Don’t: Think it’s a great idea to ask your boss for a raise or a bonus.
Don’t use the Christmas party as an opportunity to talk about what you want to change in the workplace; it’s a night to have fun, not a night for business chat. Keep it simple and socialise on a respectful and personal level. But remember to keep the work questions for the next time you’re at the office.
Do: Mingle and chat with people you don’t know.
Don’t: Talk about work all night.
You’re there to have a good time and socialise with your fellow co-workers, so keep the mood light. Don’t go complaining about what so-and-so did last week and how unfair that was. Start conversations with people in the workplace you haven’t had much of a chance to connect with. Ask about their families and what they do in their spare time and make the effort to create new friendships.

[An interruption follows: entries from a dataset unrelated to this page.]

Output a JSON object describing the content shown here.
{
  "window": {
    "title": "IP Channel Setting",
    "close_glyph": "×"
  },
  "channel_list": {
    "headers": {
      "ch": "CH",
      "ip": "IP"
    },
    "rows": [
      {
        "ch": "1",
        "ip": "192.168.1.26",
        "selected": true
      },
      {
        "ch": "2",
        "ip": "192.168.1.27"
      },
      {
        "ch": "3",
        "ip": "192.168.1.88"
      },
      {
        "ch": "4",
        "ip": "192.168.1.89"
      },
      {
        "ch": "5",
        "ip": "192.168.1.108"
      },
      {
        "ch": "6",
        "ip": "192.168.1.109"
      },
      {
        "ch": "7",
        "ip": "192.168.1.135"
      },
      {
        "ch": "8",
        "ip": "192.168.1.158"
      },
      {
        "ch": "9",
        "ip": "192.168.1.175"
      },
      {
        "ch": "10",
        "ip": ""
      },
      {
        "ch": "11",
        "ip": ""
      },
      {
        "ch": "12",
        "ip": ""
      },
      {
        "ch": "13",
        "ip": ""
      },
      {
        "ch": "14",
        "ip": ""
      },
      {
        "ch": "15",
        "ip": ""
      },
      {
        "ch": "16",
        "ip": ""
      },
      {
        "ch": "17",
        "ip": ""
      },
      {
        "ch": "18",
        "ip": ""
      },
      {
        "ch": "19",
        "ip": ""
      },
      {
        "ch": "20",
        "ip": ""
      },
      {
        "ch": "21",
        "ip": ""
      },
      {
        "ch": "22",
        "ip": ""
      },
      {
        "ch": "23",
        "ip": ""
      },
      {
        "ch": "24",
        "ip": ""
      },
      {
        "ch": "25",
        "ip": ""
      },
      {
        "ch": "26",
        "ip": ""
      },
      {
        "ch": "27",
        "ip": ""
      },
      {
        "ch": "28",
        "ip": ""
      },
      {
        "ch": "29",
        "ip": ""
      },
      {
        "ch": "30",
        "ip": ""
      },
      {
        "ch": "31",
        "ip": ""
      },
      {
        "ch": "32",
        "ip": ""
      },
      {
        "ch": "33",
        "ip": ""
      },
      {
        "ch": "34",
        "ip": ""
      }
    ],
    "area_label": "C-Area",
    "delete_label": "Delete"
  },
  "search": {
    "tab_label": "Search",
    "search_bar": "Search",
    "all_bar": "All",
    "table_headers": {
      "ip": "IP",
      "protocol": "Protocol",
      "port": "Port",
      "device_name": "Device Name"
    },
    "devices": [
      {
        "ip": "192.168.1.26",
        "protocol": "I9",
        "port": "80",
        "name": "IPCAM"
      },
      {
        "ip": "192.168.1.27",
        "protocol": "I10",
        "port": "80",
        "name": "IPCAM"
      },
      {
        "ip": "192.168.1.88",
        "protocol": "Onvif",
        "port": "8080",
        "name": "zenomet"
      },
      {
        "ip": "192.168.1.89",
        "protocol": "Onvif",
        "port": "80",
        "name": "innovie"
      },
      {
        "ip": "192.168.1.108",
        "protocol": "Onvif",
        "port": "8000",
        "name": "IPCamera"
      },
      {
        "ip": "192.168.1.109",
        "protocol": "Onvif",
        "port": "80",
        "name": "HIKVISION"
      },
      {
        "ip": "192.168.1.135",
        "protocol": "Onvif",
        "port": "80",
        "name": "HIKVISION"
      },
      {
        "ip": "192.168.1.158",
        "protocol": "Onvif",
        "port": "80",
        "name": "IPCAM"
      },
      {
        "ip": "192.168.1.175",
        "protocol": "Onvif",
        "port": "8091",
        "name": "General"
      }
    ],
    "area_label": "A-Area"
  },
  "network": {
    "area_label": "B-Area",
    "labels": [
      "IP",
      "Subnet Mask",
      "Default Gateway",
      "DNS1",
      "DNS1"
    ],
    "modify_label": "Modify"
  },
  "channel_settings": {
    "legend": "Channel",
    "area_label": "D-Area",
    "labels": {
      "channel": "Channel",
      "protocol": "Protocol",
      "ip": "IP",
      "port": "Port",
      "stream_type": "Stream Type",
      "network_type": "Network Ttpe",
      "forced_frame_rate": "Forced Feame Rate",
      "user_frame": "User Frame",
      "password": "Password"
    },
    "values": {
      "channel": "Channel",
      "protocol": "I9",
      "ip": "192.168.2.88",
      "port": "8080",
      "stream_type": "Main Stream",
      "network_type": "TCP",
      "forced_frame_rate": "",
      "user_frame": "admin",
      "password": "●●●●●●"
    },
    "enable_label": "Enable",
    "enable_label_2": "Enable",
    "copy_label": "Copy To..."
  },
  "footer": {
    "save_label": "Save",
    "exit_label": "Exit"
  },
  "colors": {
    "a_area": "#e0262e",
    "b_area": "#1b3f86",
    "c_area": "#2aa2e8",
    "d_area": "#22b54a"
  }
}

Nosh and nibble
Do: Enjoy the food and drink.
Don’t: Skip lunch so you can make the most of the food.
Don’t be a greedy guts. If you think it’s a good idea to go in for the grab and collect a variety of snacks and starters to munch on, it’s not. Eat something light beforehand, even if there is food available on the day. This will make sure you don’t go for mammoth-sized portions.
Do: Leave your shoes on, no matter what.
Don’t: Leave early.
Make the effort to stay at the Christmas party until the end and get involved in any activities that are on. Wear comfortable shoes, too; under no circumstances is it okay for you to take your shoes off, no matter how good your dancing is and how badly your feet hurt.